Few things make a weight session crawl by like hearing nothing but your own heavy breathing. Use music to fill the empty space and keep you pumped to lift. “Just put your favorite playlist on, crank it up, and get it done,” Freeman says.



Sometimes, the best way to inject a little fun into your routine is to swap out your go-to for a different tool. If you usually lift dumbbells, for example, kettlebells could be a great alternative (and vice versa). Or, you could try an entirely new tool, like battle ropes, prowler sleds or suspension trainers.

What tool you try will depend on your budget, whether you’re at home or in the gym, and how much skill is involved. Here are several at-home and in-gym tools to try:
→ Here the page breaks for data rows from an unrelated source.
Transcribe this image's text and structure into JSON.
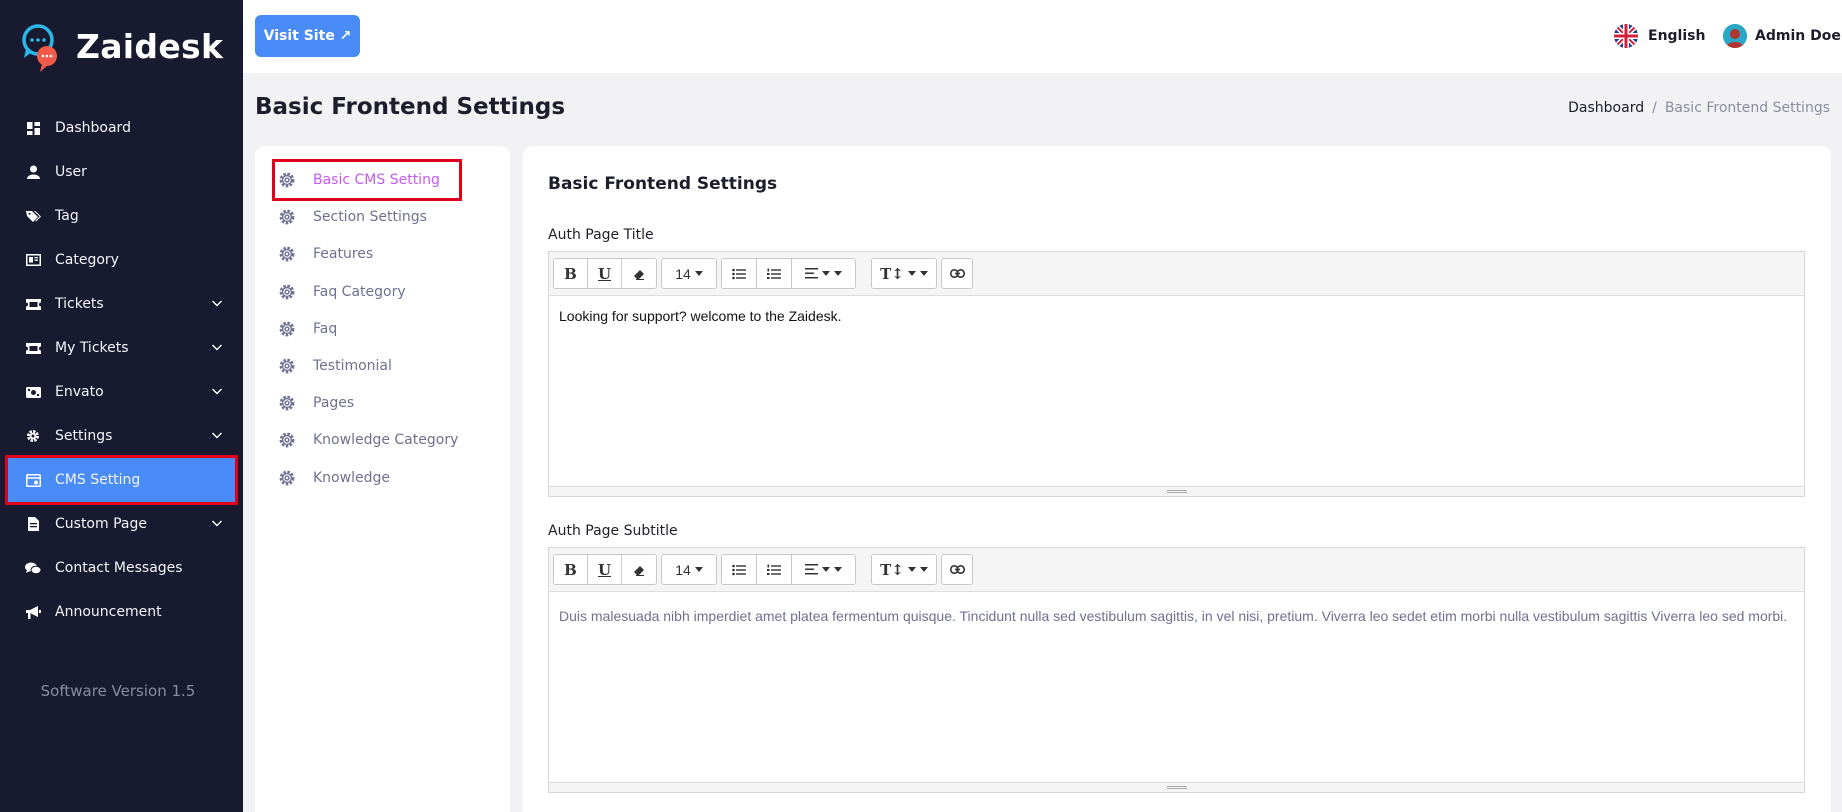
{
  "app": {
    "name": "Zaidesk",
    "version_text": "Software Version 1.5"
  },
  "colors": {
    "sidebar_bg": "#181a2f",
    "accent": "#4a8cf7",
    "active_sub": "#c35cf0",
    "highlight_box": "#e0001b"
  },
  "sidebar": {
    "items": [
      {
        "label": "Dashboard",
        "icon": "dashboard-icon"
      },
      {
        "label": "User",
        "icon": "user-icon"
      },
      {
        "label": "Tag",
        "icon": "tag-icon"
      },
      {
        "label": "Category",
        "icon": "category-icon"
      },
      {
        "label": "Tickets",
        "icon": "ticket-icon",
        "expandable": true
      },
      {
        "label": "My Tickets",
        "icon": "ticket-icon",
        "expandable": true
      },
      {
        "label": "Envato",
        "icon": "envato-icon",
        "expandable": true
      },
      {
        "label": "Settings",
        "icon": "gear-icon",
        "expandable": true
      },
      {
        "label": "CMS Setting",
        "icon": "cms-icon",
        "active": true
      },
      {
        "label": "Custom Page",
        "icon": "page-icon",
        "expandable": true
      },
      {
        "label": "Contact Messages",
        "icon": "chat-icon"
      },
      {
        "label": "Announcement",
        "icon": "megaphone-icon"
      }
    ]
  },
  "header": {
    "visit_site_label": "Visit Site ↗",
    "language_label": "English",
    "user_name": "Admin Doe"
  },
  "page": {
    "title": "Basic Frontend Settings",
    "breadcrumb": {
      "home": "Dashboard",
      "separator": "/",
      "current": "Basic Frontend Settings"
    }
  },
  "cms_menu": {
    "items": [
      {
        "label": "Basic CMS Setting",
        "active": true
      },
      {
        "label": "Section Settings"
      },
      {
        "label": "Features"
      },
      {
        "label": "Faq Category"
      },
      {
        "label": "Faq"
      },
      {
        "label": "Testimonial"
      },
      {
        "label": "Pages"
      },
      {
        "label": "Knowledge Category"
      },
      {
        "label": "Knowledge"
      }
    ]
  },
  "form": {
    "title": "Basic Frontend Settings",
    "auth_title": {
      "label": "Auth Page Title",
      "value": "Looking for support? welcome to the Zaidesk."
    },
    "auth_subtitle": {
      "label": "Auth Page Subtitle",
      "value": "Duis malesuada nibh imperdiet amet platea fermentum quisque. Tincidunt nulla sed vestibulum sagittis, in vel nisi, pretium. Viverra leo sedet etim morbi nulla vestibulum sagittis Viverra leo sed morbi."
    },
    "toolbar": {
      "bold": "B",
      "underline": "U",
      "font_size": "14",
      "text_height": "T↕"
    }
  }
}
There are many challenging, skill-focused strength exercises to conquer. Choose an exercise that intrigues you and get to work.
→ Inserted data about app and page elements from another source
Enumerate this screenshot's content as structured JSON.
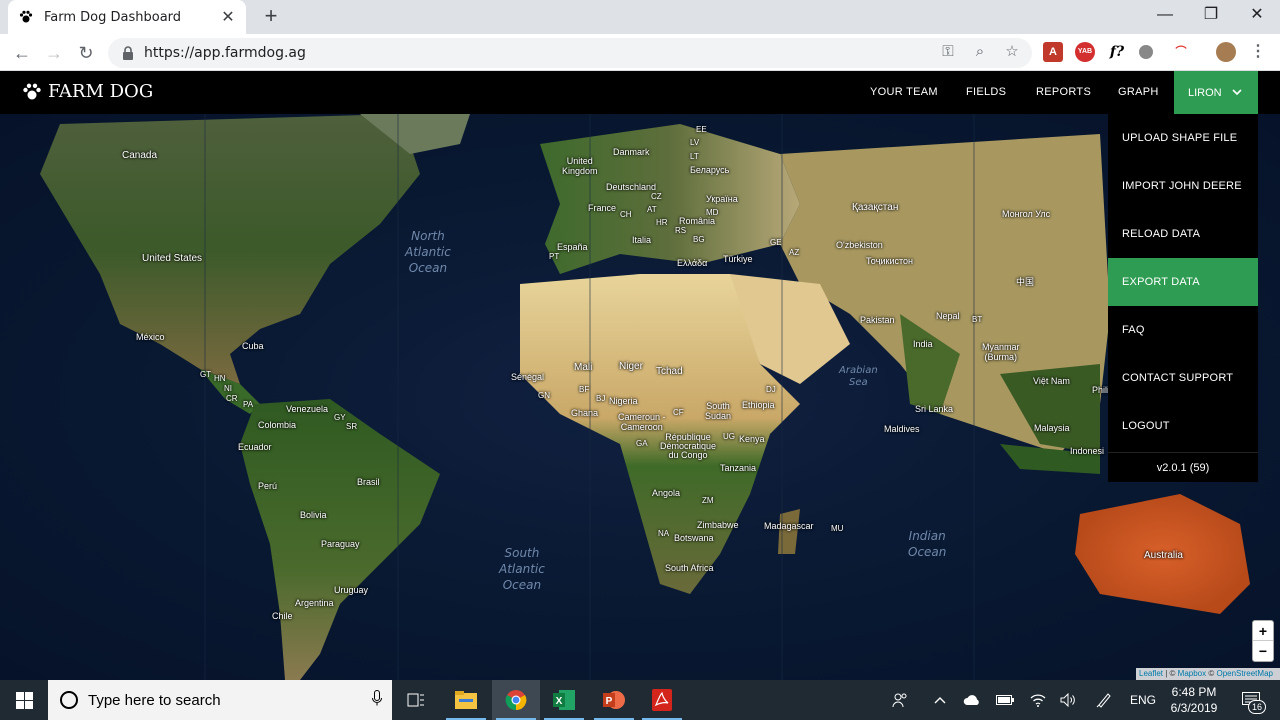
{
  "browser": {
    "tab_title": "Farm Dog Dashboard",
    "url": "https://app.farmdog.ag"
  },
  "app": {
    "logo_text": "FARM DOG",
    "nav": [
      "YOUR TEAM",
      "FIELDS",
      "REPORTS",
      "GRAPH"
    ],
    "user": "LIRON"
  },
  "dropdown": {
    "items": [
      {
        "label": "UPLOAD SHAPE FILE"
      },
      {
        "label": "IMPORT JOHN DEERE"
      },
      {
        "label": "RELOAD DATA"
      },
      {
        "label": "EXPORT DATA",
        "active": true
      },
      {
        "label": "FAQ"
      },
      {
        "label": "CONTACT SUPPORT"
      },
      {
        "label": "LOGOUT"
      }
    ],
    "version": "v2.0.1 (59)"
  },
  "map": {
    "labels": {
      "canada": "Canada",
      "united_states": "United States",
      "mexico": "México",
      "cuba": "Cuba",
      "gt": "GT",
      "hn": "HN",
      "ni": "NI",
      "cr": "CR",
      "pa": "PA",
      "venezuela": "Venezuela",
      "gy": "GY",
      "sr": "SR",
      "colombia": "Colombia",
      "ecuador": "Ecuador",
      "peru": "Perú",
      "brasil": "Brasil",
      "bolivia": "Bolivia",
      "paraguay": "Paraguay",
      "uruguay": "Uruguay",
      "argentina": "Argentina",
      "chile": "Chile",
      "uk": "United\nKingdom",
      "danmark": "Danmark",
      "deutschland": "Deutschland",
      "france": "France",
      "espana": "España",
      "pt": "PT",
      "italia": "Italia",
      "ch": "CH",
      "at": "AT",
      "cz": "CZ",
      "hr": "HR",
      "rs": "RS",
      "bg": "BG",
      "romania": "România",
      "md": "MD",
      "ellada": "Ελλάδα",
      "ee": "EE",
      "lv": "LV",
      "lt": "LT",
      "belarus": "Беларусь",
      "ukraine": "Україна",
      "turkiye": "Türkiye",
      "ge": "GE",
      "az": "AZ",
      "kazakhstan": "Қазақстан",
      "uzbekiston": "O'zbekiston",
      "tajikistan": "Тоҷикистон",
      "mongolia": "Монгол Улс",
      "china": "中国",
      "pakistan": "Pakistan",
      "india": "India",
      "nepal": "Nepal",
      "bt": "BT",
      "myanmar": "Myanmar\n(Burma)",
      "vietnam": "Việt Nam",
      "sri_lanka": "Sri Lanka",
      "maldives": "Maldives",
      "malaysia": "Malaysia",
      "indonesia": "Indonesi",
      "philippines": "Phili",
      "australia": "Australia",
      "senegal": "Sénégal",
      "mali": "Mali",
      "niger": "Niger",
      "tchad": "Tchad",
      "gn": "GN",
      "bf": "BF",
      "bj": "BJ",
      "ghana": "Ghana",
      "nigeria": "Nigeria",
      "cameroun": "Cameroun -\nCameroon",
      "cf": "CF",
      "south_sudan": "South\nSudan",
      "ethiopia": "Ethiopia",
      "ga": "GA",
      "rdc": "République\nDémocratique\ndu Congo",
      "ug": "UG",
      "kenya": "Kenya",
      "tanzania": "Tanzania",
      "angola": "Angola",
      "zm": "ZM",
      "zimbabwe": "Zimbabwe",
      "na": "NA",
      "botswana": "Botswana",
      "south_africa": "South Africa",
      "madagascar": "Madagascar",
      "mu": "MU",
      "dj": "DJ"
    },
    "oceans": {
      "north_atlantic": "North\nAtlantic\nOcean",
      "south_atlantic": "South\nAtlantic\nOcean",
      "indian": "Indian\nOcean",
      "arabian_sea": "Arabian\nSea"
    },
    "attribution": {
      "leaflet": "Leaflet",
      "sep": " | © ",
      "mapbox": "Mapbox",
      "sep2": " © ",
      "osm": "OpenStreetMap"
    },
    "zoom_in": "+",
    "zoom_out": "−"
  },
  "taskbar": {
    "search_placeholder": "Type here to search",
    "lang": "ENG",
    "time": "6:48 PM",
    "date": "6/3/2019",
    "notif_count": "16"
  },
  "colors": {
    "accent_green": "#2e9c52",
    "ocean": "#0a1a35",
    "land_green": "#3a5a2a",
    "desert": "#d8c38a"
  }
}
If nothing comes to mind, consider one of these moves:

  • Kettlebell or barbell snatch
  • Turkish getup
  • Pistol squat
  • L-sit
  • Handstand
  • Single-arm overhead squat
  • Pullup
  • Burpee
  • Barbell squat

However, don’t try to nail these moves on your own. Work with a fitness professional who can help you stay safe and injury-free during the process. He or she can provide exercises to help you build up the strength and mobility needed to do the full movement and make sure your form is on-point.

Check out “Workout Routines” in the MyFitnessPal app to discover and log workouts or build your own with exercises that fit your goals.

About the Author

Lauren Bedosky
Lauren Bedosky

Lauren is a freelance fitness writer who specializes in covering running and strength training topics. She writes for a variety of national publications, including Men’s HealthRunner’s WorldSHAPE and Women’s Running. She lives in Brooklyn Park, Minnesota, with her husband and their three dogs.


Never Miss a Post!

Turn on MyFitnessPal desktop notifications and stay up to date on the latest health and fitness advice.


Click the 'Allow' Button Above


You're all set.

You’re taking control of your fitness and wellness journey, so take control of your data, too. Learn more about your rights and options. Or click here to opt-out of certain cookies.